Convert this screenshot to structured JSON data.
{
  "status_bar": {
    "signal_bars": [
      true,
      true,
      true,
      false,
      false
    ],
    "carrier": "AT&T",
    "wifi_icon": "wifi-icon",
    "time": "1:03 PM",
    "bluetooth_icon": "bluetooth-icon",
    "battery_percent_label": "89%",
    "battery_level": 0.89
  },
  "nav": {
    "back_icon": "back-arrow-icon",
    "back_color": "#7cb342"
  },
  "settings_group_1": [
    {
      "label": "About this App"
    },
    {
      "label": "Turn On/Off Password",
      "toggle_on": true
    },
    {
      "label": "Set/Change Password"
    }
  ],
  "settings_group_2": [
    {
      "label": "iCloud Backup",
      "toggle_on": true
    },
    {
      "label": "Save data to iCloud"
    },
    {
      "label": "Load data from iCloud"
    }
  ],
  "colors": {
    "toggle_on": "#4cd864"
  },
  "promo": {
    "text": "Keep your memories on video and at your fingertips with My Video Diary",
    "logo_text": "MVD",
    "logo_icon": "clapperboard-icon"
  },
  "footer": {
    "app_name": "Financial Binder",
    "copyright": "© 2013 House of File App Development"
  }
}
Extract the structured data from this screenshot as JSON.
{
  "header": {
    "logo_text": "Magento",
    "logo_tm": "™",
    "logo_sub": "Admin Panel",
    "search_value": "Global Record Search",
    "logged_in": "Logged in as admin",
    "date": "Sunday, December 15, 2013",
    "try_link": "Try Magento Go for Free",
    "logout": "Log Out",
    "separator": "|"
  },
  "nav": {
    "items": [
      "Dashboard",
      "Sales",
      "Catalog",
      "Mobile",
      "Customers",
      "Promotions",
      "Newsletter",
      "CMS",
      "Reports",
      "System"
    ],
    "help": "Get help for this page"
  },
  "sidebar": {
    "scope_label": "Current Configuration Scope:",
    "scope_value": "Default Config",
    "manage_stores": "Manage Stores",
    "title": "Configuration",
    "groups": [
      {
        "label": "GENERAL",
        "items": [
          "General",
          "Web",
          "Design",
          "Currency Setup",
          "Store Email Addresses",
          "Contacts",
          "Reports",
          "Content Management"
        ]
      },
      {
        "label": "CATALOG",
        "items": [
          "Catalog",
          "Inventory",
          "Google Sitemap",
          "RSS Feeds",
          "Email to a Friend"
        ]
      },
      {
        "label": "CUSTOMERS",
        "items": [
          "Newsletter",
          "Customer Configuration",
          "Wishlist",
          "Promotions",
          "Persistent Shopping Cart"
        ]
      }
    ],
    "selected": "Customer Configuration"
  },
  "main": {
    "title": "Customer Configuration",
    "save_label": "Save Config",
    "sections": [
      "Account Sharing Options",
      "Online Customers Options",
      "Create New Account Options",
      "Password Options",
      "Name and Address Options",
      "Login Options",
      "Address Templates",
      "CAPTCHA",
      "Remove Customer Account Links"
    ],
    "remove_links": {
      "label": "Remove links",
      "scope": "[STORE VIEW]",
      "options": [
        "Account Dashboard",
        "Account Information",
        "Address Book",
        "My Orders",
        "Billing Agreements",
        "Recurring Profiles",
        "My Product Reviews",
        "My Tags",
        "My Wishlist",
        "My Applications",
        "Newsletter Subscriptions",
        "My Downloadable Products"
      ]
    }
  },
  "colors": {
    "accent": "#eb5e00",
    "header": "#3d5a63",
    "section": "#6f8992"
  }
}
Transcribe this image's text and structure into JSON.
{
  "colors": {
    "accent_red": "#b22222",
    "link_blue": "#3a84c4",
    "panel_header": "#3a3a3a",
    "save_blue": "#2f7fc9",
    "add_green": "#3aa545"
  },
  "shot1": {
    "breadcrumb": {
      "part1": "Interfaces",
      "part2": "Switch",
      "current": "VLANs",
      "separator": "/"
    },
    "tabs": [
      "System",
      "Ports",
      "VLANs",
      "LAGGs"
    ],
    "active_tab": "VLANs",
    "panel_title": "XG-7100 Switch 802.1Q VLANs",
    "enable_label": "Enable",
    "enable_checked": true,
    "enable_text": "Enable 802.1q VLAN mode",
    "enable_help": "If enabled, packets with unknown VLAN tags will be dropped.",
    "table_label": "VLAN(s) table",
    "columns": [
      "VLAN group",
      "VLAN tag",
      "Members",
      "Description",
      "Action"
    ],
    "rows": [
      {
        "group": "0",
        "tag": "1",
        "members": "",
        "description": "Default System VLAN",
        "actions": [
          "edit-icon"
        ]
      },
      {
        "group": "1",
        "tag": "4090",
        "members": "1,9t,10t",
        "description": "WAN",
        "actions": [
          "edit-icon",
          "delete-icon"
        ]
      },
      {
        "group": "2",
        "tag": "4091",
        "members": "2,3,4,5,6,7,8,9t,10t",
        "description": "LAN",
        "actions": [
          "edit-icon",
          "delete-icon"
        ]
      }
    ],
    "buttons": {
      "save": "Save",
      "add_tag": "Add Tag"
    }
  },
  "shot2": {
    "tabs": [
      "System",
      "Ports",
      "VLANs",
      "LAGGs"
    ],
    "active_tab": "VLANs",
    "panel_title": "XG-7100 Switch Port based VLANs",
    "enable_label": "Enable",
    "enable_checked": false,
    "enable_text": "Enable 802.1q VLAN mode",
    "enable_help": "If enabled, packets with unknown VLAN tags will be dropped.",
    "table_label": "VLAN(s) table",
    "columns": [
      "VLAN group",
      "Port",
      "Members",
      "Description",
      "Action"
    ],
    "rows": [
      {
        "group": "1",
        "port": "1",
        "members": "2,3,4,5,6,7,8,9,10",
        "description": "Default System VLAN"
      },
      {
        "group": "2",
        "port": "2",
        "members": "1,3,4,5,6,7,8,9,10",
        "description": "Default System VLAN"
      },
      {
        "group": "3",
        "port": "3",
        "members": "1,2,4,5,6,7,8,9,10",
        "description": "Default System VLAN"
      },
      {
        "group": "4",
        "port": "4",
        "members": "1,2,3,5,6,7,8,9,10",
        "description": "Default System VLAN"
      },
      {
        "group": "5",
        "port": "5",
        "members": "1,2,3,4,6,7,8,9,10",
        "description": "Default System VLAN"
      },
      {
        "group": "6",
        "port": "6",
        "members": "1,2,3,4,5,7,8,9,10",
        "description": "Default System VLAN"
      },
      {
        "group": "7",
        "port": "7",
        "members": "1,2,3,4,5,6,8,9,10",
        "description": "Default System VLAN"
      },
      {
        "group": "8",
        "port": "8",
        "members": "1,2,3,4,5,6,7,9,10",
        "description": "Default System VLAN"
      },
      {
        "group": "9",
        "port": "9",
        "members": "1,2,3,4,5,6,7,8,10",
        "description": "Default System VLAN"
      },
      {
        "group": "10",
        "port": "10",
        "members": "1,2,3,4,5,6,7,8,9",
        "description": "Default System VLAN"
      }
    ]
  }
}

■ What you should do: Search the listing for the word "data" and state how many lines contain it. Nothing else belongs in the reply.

■ Output below: 4